#### TASK DIRECTIONS
Below are the records; collect from them each line containing the string "Message".

#### INPUT MATERIAL

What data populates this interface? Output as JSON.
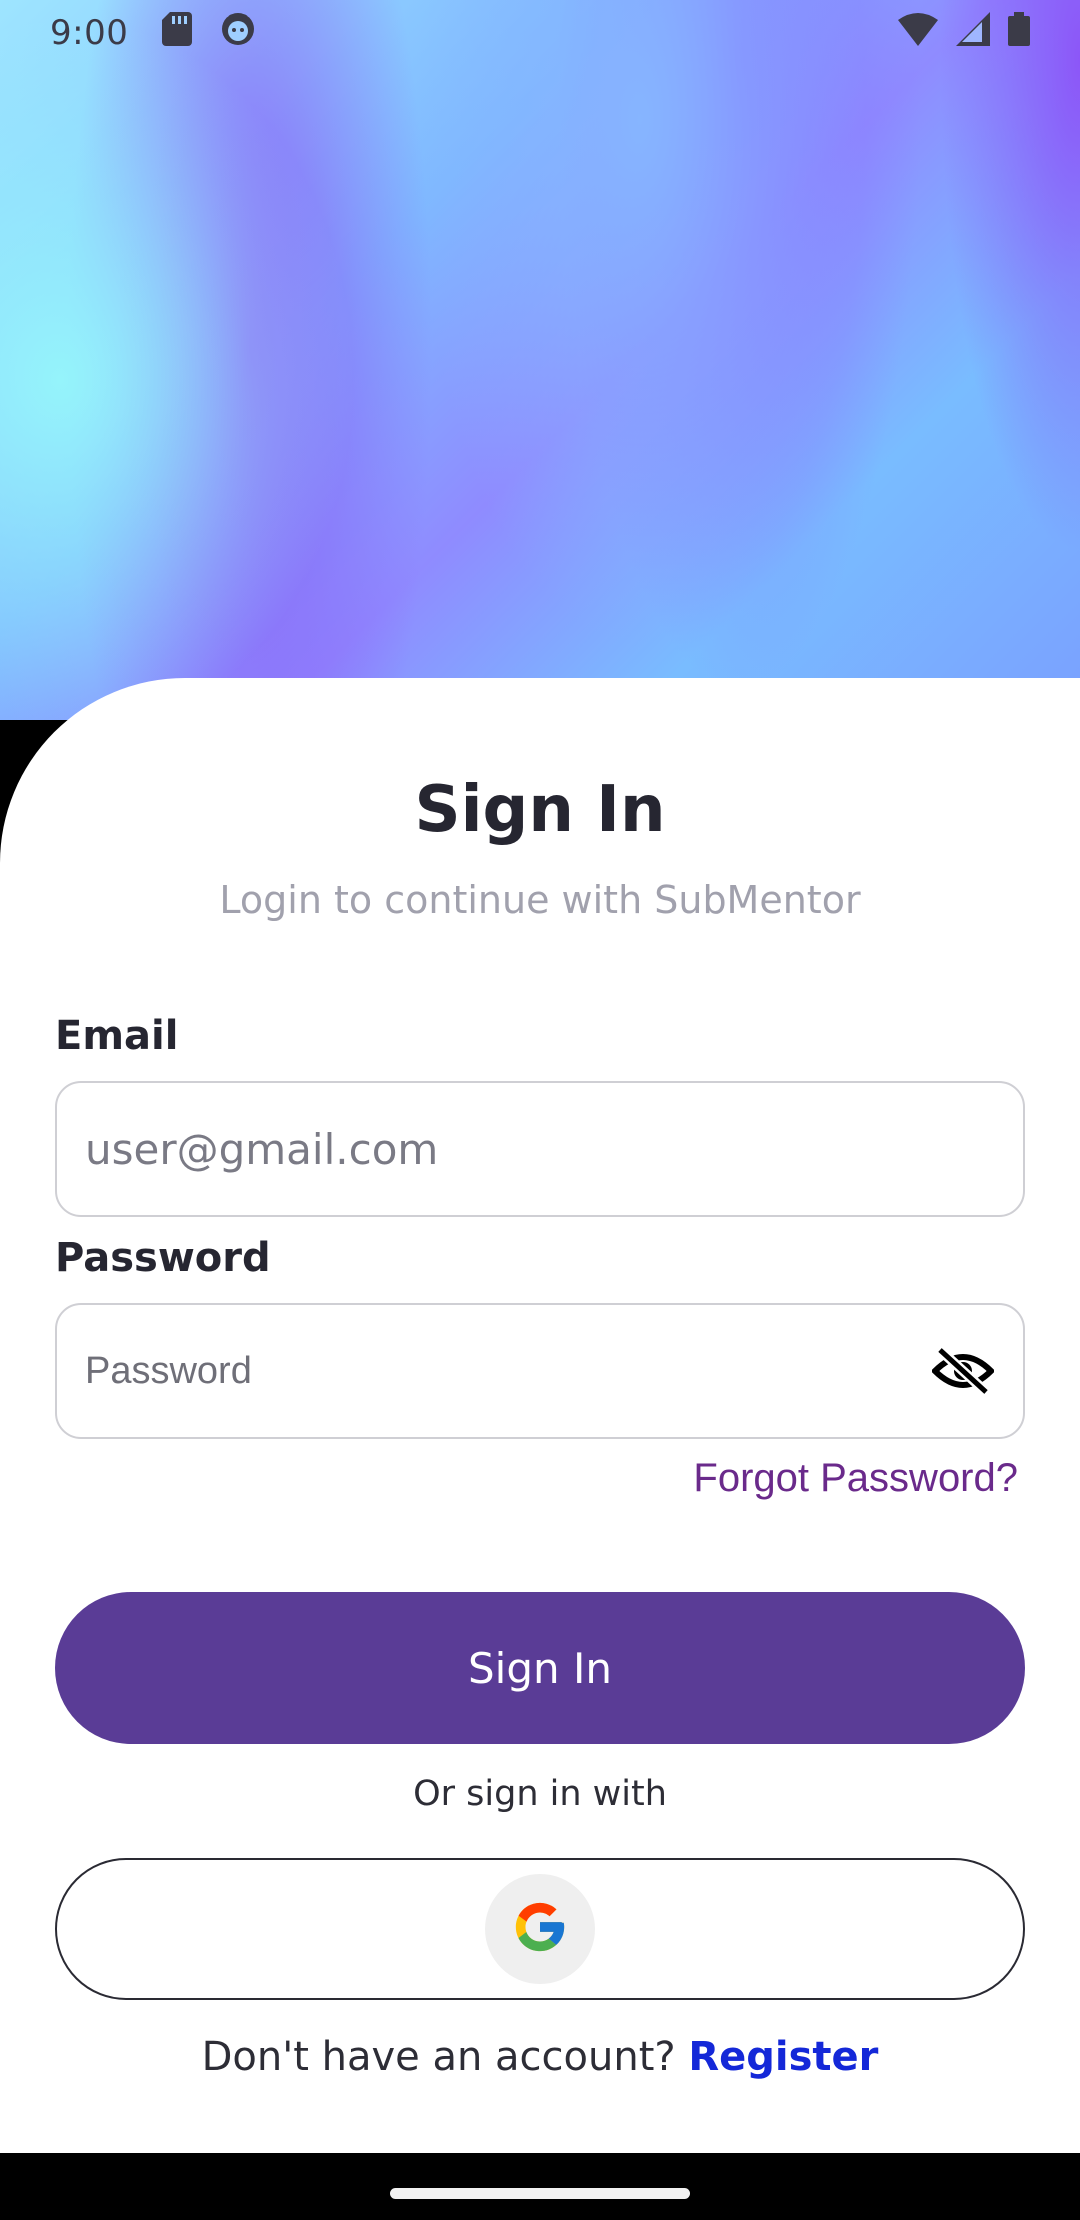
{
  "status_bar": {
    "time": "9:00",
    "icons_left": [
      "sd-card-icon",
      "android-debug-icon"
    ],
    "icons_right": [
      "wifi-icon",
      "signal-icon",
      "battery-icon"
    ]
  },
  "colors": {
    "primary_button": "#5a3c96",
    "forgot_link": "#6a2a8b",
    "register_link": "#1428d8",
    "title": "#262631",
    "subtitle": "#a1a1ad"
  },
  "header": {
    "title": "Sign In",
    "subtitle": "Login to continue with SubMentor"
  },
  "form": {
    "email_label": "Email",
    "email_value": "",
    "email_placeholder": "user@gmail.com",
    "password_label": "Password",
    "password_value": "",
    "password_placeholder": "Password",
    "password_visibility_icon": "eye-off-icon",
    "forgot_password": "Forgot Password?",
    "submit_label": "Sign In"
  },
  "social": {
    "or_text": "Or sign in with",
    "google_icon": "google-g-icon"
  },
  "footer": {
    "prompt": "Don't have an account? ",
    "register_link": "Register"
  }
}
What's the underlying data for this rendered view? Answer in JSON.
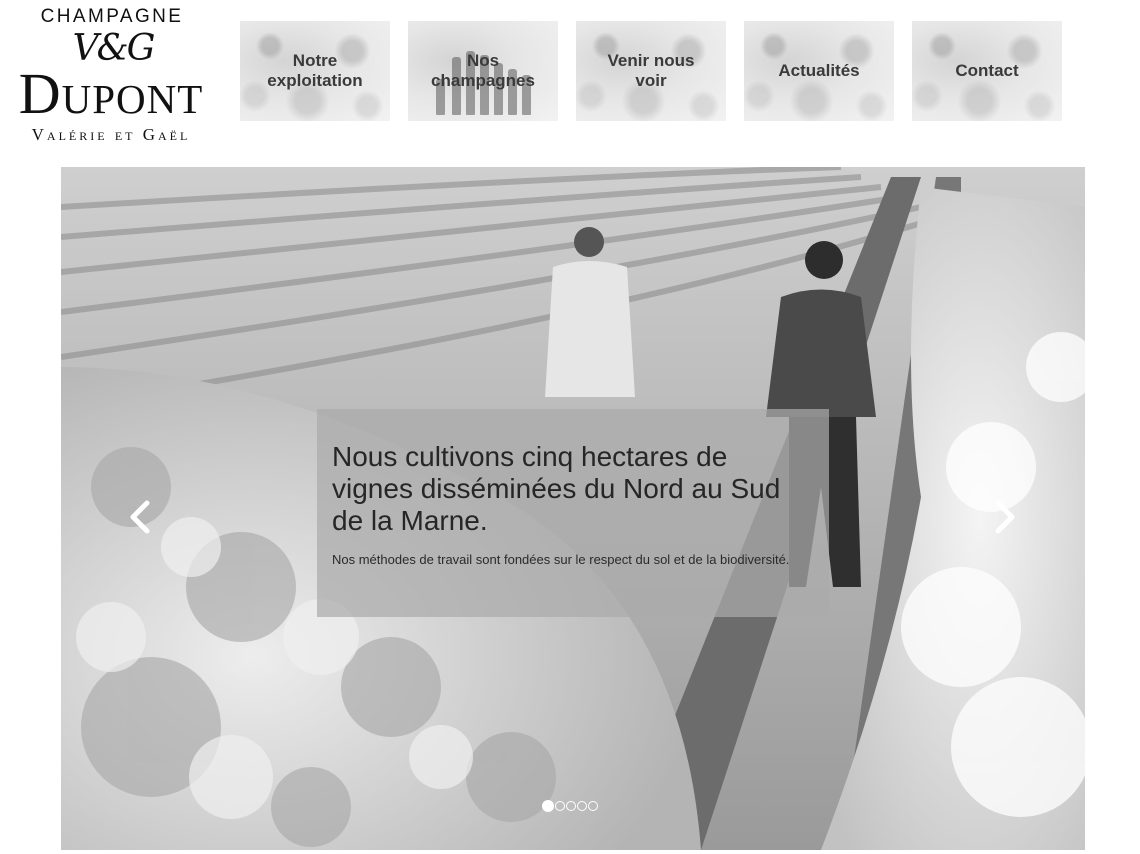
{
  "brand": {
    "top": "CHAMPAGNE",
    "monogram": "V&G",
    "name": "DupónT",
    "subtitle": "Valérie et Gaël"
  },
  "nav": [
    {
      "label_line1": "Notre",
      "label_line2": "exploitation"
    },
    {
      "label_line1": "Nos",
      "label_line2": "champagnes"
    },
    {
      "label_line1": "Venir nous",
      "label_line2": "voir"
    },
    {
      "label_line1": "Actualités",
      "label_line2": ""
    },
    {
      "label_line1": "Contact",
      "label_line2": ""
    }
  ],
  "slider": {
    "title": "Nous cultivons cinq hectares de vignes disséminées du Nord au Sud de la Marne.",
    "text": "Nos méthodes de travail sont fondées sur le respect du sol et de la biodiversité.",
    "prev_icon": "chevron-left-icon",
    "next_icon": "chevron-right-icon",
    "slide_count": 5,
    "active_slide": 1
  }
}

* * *

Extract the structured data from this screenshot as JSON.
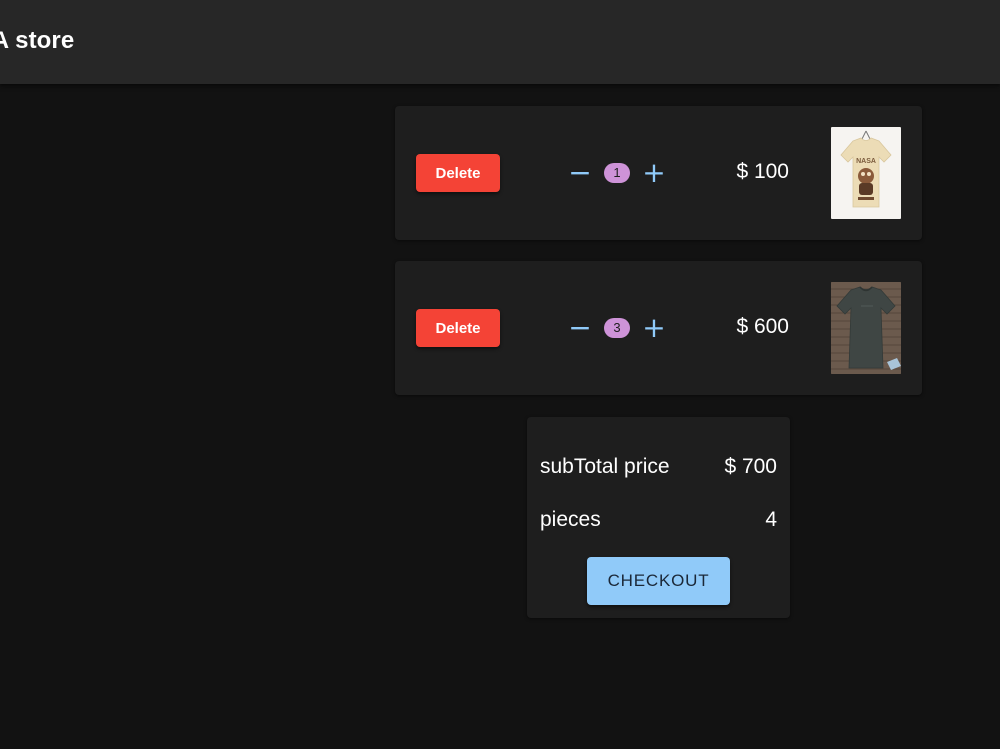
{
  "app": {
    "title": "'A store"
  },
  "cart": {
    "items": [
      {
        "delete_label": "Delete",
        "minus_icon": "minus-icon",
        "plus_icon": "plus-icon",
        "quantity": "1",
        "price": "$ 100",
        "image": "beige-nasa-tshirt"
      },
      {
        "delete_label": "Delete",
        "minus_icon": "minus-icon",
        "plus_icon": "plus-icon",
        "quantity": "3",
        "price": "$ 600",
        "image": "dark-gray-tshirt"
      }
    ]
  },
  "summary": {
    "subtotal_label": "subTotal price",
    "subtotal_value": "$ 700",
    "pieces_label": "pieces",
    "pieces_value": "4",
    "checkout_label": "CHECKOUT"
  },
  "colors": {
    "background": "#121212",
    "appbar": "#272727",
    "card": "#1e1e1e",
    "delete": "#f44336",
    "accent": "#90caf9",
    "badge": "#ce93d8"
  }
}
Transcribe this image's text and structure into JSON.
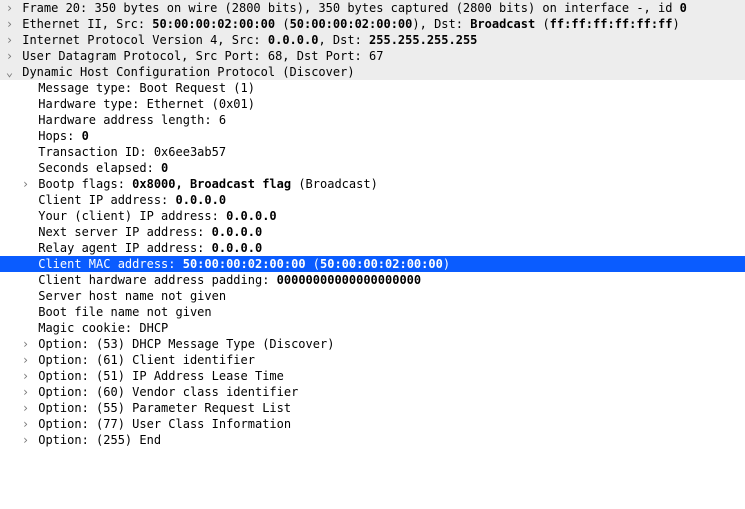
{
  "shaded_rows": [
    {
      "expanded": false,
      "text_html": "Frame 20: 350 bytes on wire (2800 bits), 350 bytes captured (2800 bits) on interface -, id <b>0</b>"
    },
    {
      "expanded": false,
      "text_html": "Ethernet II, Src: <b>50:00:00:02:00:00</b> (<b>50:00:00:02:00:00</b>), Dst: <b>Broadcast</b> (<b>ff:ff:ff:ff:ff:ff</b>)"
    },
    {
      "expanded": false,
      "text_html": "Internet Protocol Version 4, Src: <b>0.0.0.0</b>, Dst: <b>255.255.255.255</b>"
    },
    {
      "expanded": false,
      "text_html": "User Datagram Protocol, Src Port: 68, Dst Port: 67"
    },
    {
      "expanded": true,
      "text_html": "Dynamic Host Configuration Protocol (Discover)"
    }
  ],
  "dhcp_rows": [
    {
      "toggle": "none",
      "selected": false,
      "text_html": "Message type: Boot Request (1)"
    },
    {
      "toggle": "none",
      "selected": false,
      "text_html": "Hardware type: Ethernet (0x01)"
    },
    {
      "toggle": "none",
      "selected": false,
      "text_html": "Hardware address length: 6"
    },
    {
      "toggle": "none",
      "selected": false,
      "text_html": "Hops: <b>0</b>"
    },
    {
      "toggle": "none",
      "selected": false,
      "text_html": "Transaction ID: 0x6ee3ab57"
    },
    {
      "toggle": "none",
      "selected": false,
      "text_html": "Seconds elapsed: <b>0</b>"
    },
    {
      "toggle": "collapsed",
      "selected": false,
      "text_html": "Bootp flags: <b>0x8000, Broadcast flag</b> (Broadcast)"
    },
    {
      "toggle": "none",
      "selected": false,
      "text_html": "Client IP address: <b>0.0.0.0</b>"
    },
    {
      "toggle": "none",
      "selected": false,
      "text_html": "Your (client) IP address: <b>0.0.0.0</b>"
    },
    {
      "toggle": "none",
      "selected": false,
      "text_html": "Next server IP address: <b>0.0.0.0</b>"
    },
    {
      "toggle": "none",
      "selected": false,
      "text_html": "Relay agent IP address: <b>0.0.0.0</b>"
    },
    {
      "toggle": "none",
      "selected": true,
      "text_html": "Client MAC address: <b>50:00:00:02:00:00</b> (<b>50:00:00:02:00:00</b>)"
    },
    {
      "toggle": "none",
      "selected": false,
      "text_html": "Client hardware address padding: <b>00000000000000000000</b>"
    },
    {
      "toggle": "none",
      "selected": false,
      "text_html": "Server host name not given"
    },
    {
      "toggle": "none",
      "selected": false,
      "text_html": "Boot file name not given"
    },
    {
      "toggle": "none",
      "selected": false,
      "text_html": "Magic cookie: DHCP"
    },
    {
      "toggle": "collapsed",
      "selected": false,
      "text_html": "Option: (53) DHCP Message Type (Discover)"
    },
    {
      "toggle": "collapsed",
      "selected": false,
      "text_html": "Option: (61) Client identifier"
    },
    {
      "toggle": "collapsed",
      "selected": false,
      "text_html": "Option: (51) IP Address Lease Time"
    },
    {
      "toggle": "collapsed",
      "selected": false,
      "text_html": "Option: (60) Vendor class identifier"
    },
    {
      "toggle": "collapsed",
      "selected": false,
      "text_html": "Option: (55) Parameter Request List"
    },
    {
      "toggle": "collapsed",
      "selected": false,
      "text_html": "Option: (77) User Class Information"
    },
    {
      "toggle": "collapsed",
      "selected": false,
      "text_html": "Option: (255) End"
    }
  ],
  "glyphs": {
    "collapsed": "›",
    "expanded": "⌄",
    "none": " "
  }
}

#### SOLVED PROBLEM
      "text_html": "Message type: Boot Request (1)"
      "text_html": "Option: (53) DHCP Message Type (Discover)"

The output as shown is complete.